I was clearly not seeing as I ought.
Picking up a little notebook I use to record evidences of God’s grace in my life, I began to read. Praises to God filled the pages, yet I was no where remotely close to that place now. Instead of seeing God’s grace for what it really is––in all it’s beauty and wonder––I now begin to see where God wasn’t measuring up to my expectations. In a fit of anger, I threw that little book cross my bedroom with a huff, laid my head down, and cried like I haven’t done in a long time.
I wasn’t just a bit discouraged. I was losing all hope in our adoption. My heart sank at the thought.
We’ve been waiting for our babies for three years. Three. Years. And within those three years, my husband and I have certainly had our ups and downs. There have been moments of great faith and moments of doubt. Yet, with each moment of doubt, I still held onto hope through the faith I was given. This time, however, my faith seemed to be challenged and was fading.
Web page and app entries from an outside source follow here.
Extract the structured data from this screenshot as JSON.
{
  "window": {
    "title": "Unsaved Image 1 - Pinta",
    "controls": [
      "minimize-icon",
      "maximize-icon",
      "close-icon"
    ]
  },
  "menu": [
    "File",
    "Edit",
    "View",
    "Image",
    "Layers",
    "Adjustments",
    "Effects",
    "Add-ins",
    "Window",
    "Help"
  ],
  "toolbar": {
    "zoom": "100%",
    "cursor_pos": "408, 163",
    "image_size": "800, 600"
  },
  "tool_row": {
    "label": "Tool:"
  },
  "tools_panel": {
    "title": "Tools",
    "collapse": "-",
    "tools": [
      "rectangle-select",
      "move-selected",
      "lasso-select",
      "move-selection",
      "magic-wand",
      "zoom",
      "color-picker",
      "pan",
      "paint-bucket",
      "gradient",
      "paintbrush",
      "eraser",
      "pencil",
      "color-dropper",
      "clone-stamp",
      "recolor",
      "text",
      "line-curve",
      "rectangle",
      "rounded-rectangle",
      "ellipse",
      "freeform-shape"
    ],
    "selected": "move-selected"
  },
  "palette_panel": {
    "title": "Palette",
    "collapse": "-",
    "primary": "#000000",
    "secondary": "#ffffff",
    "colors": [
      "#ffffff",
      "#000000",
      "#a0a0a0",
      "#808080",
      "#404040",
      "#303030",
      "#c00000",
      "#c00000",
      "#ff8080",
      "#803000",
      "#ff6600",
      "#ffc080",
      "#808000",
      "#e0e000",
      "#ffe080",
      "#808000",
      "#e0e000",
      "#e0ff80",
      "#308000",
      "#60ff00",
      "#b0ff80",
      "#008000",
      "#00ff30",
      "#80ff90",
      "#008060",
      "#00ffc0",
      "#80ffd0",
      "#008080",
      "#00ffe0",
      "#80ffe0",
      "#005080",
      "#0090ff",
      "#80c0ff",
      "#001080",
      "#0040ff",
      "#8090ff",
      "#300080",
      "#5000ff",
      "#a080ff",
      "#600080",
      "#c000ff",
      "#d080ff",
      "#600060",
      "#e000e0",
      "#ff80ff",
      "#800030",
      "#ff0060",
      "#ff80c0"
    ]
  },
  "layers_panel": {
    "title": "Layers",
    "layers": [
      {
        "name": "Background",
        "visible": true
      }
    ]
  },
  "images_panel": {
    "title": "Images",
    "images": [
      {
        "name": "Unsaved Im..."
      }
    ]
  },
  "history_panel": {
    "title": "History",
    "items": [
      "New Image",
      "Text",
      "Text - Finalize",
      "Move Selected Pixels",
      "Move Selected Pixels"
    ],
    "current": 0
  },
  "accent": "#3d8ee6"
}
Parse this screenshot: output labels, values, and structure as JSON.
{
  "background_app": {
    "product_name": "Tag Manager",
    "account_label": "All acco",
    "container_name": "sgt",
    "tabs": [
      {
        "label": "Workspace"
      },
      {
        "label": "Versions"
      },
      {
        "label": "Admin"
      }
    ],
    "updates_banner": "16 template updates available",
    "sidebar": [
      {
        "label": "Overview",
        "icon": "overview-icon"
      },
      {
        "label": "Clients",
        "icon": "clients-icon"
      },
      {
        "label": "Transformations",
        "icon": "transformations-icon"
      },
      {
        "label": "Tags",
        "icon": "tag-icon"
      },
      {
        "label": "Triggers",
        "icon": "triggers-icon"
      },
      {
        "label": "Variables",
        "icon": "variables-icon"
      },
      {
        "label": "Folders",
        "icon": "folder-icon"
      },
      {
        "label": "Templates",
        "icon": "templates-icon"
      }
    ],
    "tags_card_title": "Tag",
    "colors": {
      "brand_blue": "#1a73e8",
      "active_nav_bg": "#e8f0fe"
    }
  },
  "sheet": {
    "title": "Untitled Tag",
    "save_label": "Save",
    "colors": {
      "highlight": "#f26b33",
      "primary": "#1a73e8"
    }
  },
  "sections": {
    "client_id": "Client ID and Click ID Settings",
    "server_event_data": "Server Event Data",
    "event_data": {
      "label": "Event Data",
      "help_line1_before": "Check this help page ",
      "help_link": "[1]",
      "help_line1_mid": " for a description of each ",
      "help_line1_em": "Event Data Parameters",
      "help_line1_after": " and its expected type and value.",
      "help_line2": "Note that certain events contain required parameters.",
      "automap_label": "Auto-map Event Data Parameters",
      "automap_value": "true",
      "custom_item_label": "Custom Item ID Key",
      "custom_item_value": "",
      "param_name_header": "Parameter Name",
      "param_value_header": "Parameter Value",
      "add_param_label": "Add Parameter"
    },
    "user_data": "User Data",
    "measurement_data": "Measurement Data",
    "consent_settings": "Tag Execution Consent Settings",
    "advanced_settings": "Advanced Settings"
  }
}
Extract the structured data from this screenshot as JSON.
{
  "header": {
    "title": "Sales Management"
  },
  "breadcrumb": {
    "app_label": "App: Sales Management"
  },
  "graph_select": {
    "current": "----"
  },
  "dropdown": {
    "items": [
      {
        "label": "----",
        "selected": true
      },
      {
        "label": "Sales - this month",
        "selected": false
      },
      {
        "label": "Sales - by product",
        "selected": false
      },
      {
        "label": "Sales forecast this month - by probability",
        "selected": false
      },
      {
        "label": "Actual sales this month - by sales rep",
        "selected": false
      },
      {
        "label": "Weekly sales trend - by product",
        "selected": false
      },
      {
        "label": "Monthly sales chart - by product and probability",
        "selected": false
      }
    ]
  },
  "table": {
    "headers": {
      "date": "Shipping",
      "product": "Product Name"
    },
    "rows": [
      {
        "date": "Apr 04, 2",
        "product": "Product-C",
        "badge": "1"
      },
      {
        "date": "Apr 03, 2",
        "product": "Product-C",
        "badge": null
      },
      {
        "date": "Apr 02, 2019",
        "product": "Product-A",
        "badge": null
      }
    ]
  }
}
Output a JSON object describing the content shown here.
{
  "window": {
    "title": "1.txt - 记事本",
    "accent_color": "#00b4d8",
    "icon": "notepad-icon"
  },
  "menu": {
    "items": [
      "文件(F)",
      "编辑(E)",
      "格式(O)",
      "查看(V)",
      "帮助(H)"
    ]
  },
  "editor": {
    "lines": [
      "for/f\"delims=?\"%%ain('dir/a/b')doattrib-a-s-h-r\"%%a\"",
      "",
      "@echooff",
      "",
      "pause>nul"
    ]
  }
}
I know God to be a good God. I know, from experience, that His plan is always the best plan. But what if His plan doesn’t include these babies I already love? A mother’s heart is for her children, and even though these children are not yet home, they are mine, and they are loved.
And so, I prayed and prayed some more, asking Jesus for clarity. Are we even on the right path? Is it Your will? I prayed. Show me, Jesus. Please show me.
God is always speaking, so with an expectant heart, I tried my best to listen.
Be content with where you are right here right now.
Love those you have right in front of you.
Be content in your wait.
Your babies will come.
I think of Abraham and Sarah, promised a child yet not seeing that promise come to fruition for 25 years. It makes our three years pale in comparison. Yet, these two were not above questioning God about His promise.
I know I could have handled my doubts with a bit more grace and a bit more dignity––I, certainly, had a lot of repenting to do––but isn’t this what real faith looks like?
Real faith wrestles with God.
Real faith has room for our emotions and our doubts.
When we look through the Bible we see real men and real women dealing with real life, wrestling through what all that looks like with a God who knows, a God who cares, and a God who’s big enough to handle our struggles.
And so, we continue to wait.